***

This year the feast of St Marie Eugenie enables us to mark a stage in our journey towards the celebration of the Bicentenary. It invites us to thanksgiving for our own sacred history. It is also the opportunity to remember those people who were witnesses of our vocation and of the fundamental and courageous choices of our lives. We can thank them once more for being there at the origin of our choices or for having confirmed and supported them.

Let us also unite our hearts in thanksgiving for the way opened by Marie Eugenie, for what the charism and spirituality of the Assumption have fashioned and developed in us, for what they have made of us. Like Mother Marie Eugenie, let us welcome our personal path of conversion under the merciful gaze of God, in this year when we are called to expose ourselves to the sunlight of his love so that we can radiate it around us.

May the rediscovery and deepening of the spiritual journey and the sacred history of Mother Marie Eugenie and Mother Therese Emmanuel enlighten our own experience of faith with its joys, struggles and lights and stimulate us to walk in the paths opened by them. 

In this second year of preparation for the Bicentenary of their birth, may we be given the means to live a greater proximity to both of them!

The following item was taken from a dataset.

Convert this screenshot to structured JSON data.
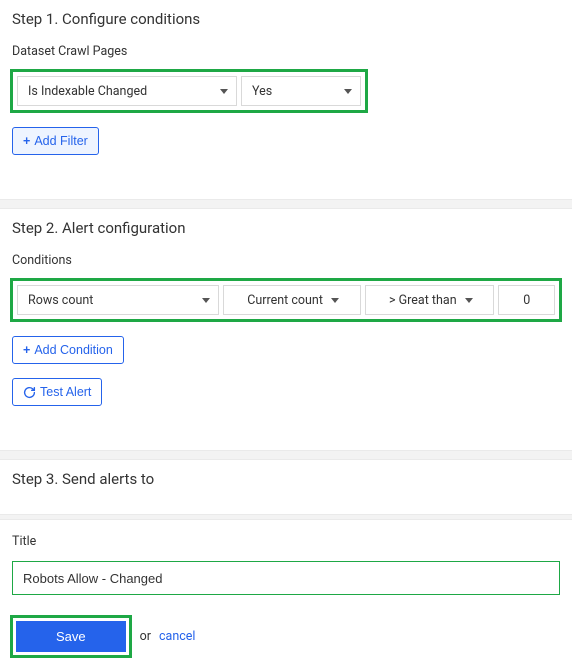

In communion with the whole General Council, I wish you a happy feast!

Sr Martine Tapsoba
Superior General